A: What is the one element of the weekend that means the most to you?

B: Well once you get to lunchtime on Friday you know there’s going to be no real problems because then the only things that can go wrong are technical issues or one of the speakers goes missing. While there are only four of us that work on OFFSET throughout the year that mushrooms up to about 20 or 30 over the weekend. We want to keep it growing so this year we have four stages for the weekend and we are working with other partners on more exciting projects. Personally, when it hits one o’clock on Friday I can relax. 

 

OFFSET

 

A: What advice would you give to someone visiting for his or her first time?

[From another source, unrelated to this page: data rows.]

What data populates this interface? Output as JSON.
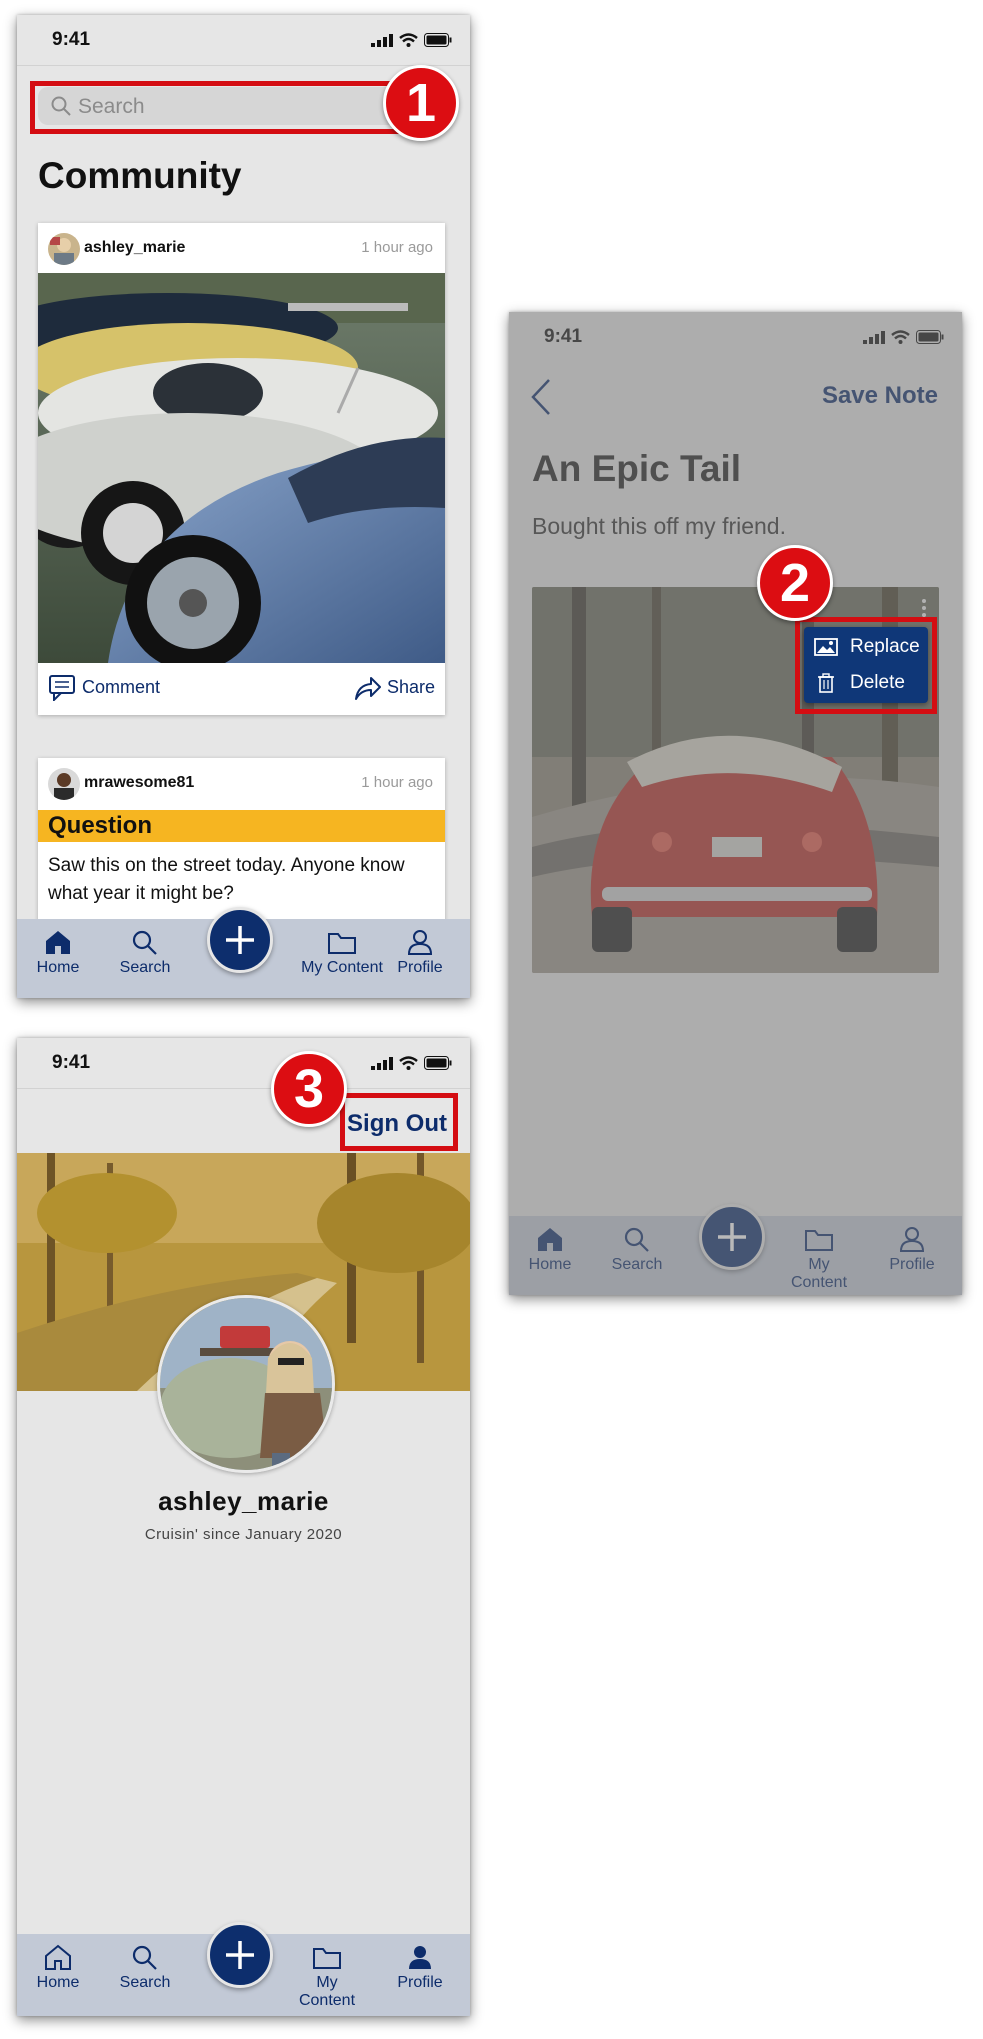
{
  "status_bar": {
    "time": "9:41"
  },
  "colors": {
    "brand_navy": "#0d2c6b",
    "callout_red": "#d40d12",
    "question_yellow": "#f6b521",
    "tabbar_bg": "#c2c9d6",
    "screen_bg": "#e6e6e6"
  },
  "callouts": [
    "1",
    "2",
    "3"
  ],
  "community_screen": {
    "search_placeholder": "Search",
    "title": "Community",
    "posts": [
      {
        "username": "ashley_marie",
        "time": "1 hour ago",
        "image": "vintage-beetles-photo",
        "actions": {
          "comment": "Comment",
          "share": "Share"
        }
      },
      {
        "username": "mrawesome81",
        "time": "1 hour ago",
        "tag": "Question",
        "body": "Saw this on the street today. Anyone know what year it might be?"
      }
    ]
  },
  "note_screen": {
    "save_label": "Save Note",
    "title": "An Epic Tail",
    "body": "Bought this off my friend.",
    "image": "red-convertible-beetle-photo",
    "menu": {
      "replace": "Replace",
      "delete": "Delete"
    }
  },
  "profile_screen": {
    "sign_out": "Sign Out",
    "username": "ashley_marie",
    "since": "Cruisin' since January 2020",
    "cover_image": "autumn-road-photo",
    "avatar_image": "woman-with-beetle-photo"
  },
  "tab_bar": {
    "items": [
      {
        "label": "Home",
        "icon": "home-icon"
      },
      {
        "label": "Search",
        "icon": "search-icon"
      },
      {
        "label": "My Content",
        "icon": "folder-icon"
      },
      {
        "label": "Profile",
        "icon": "person-icon"
      }
    ],
    "fab_icon": "plus-icon"
  }
}
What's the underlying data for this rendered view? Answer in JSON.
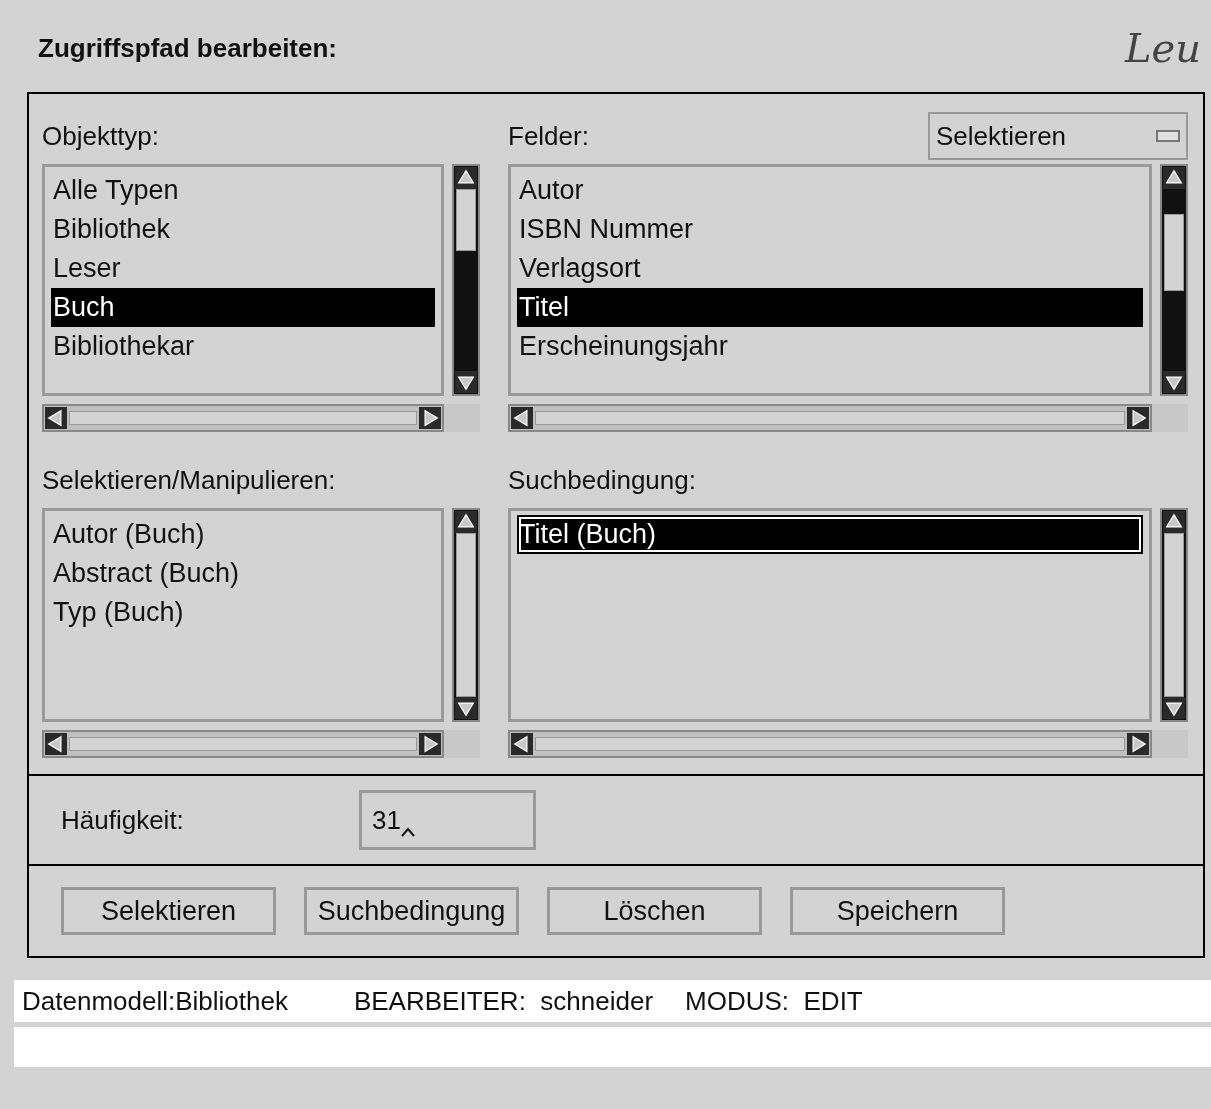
{
  "title": "Zugriffspfad bearbeiten:",
  "logo": "Leu",
  "panels": [
    {
      "label": "Objekttyp:",
      "items": [
        {
          "text": "Alle Typen",
          "selected": false
        },
        {
          "text": "Bibliothek",
          "selected": false
        },
        {
          "text": "Leser",
          "selected": false
        },
        {
          "text": "Buch",
          "selected": true
        },
        {
          "text": "Bibliothekar",
          "selected": false
        }
      ]
    },
    {
      "label": "Felder:",
      "items": [
        {
          "text": "Autor",
          "selected": false
        },
        {
          "text": "ISBN Nummer",
          "selected": false
        },
        {
          "text": "Verlagsort",
          "selected": false
        },
        {
          "text": "Titel",
          "selected": true
        },
        {
          "text": "Erscheinungsjahr",
          "selected": false
        }
      ]
    },
    {
      "label": "Selektieren/Manipulieren:",
      "items": [
        {
          "text": "Autor (Buch)",
          "selected": false
        },
        {
          "text": "Abstract (Buch)",
          "selected": false
        },
        {
          "text": "Typ (Buch)",
          "selected": false
        }
      ]
    },
    {
      "label": "Suchbedingung:",
      "items": [
        {
          "text": "Titel (Buch)",
          "selected": true,
          "focused": true
        }
      ]
    }
  ],
  "mode_dropdown": {
    "value": "Selektieren"
  },
  "frequency": {
    "label": "Häufigkeit:",
    "value": "31"
  },
  "buttons": [
    "Selektieren",
    "Suchbedingung",
    "Löschen",
    "Speichern"
  ],
  "status_bar": [
    "Datenmodell:Bibliothek",
    "BEARBEITER:  schneider",
    "MODUS:  EDIT"
  ]
}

B: Advice that comes to mind - Pay attention, relax, allow yourself to be absorbed into what people are saying, don’t get intimidated, move around and don’t sit in the one seat, talk to people in the lobby and make contacts. It can be exciting, inspiring and extremely daunting when you come into a room that is full of 2,500 people that are working in the same world as you. Your eyes are being open to this global culture and suddenly people can freak out. The most important thing is to focus on what you can create in the future; I think that is the OFFSET legacy. It's not about "we’ve had this guy and this woman speak", it’s about the conversations that happen in The Ferryman afterwards and the connections that are made. People can meet and form a company together. They could also see what is missing at OFFSET and then go do something about it. I think all of this is what makes it exciting to us. Essentially, go in and be open-minded but don’t drink too much and fall asleep in the audience.  Responsible drinking is important!

 

A: If you had to try describe OFFSET with one word, what would it be?

B: You can’t get around the obvious, “inspirational”, I know it is a cliché but OFFSET is and should be an inspirational weekend.  Whether it is inspiring you to do something or to get interested in another area, we would hope the minimum you get out of it is inspiration. I don’t mean that in a kind of ‘Disney’ way but more so looking at the creative process in a different way. It is not just about students passing their exams and satisfied clients, there should always be a bigger ambition at the end of it. Nothing has to come out perfect, the idea that you can make mistakes and correct them, it isn’t just about making a piece of art, it’s the process. It’s about looking at something rationally and seeing how you can improve it. It’s about learning from the people that have gone before. It is essentially listening to talks about work that has been done in the past but what excites us is what the audience is going to do after hearing the speakers. It is all about the impact on the creative community. It can empower people to take risk and push for more interesting projects, that is OFFSET.

 

Head over to OFFSET to get your tickets for this unique event. 

 

OFFSET Dublin 8th-10th April 2016

 

Images Via: OFFSET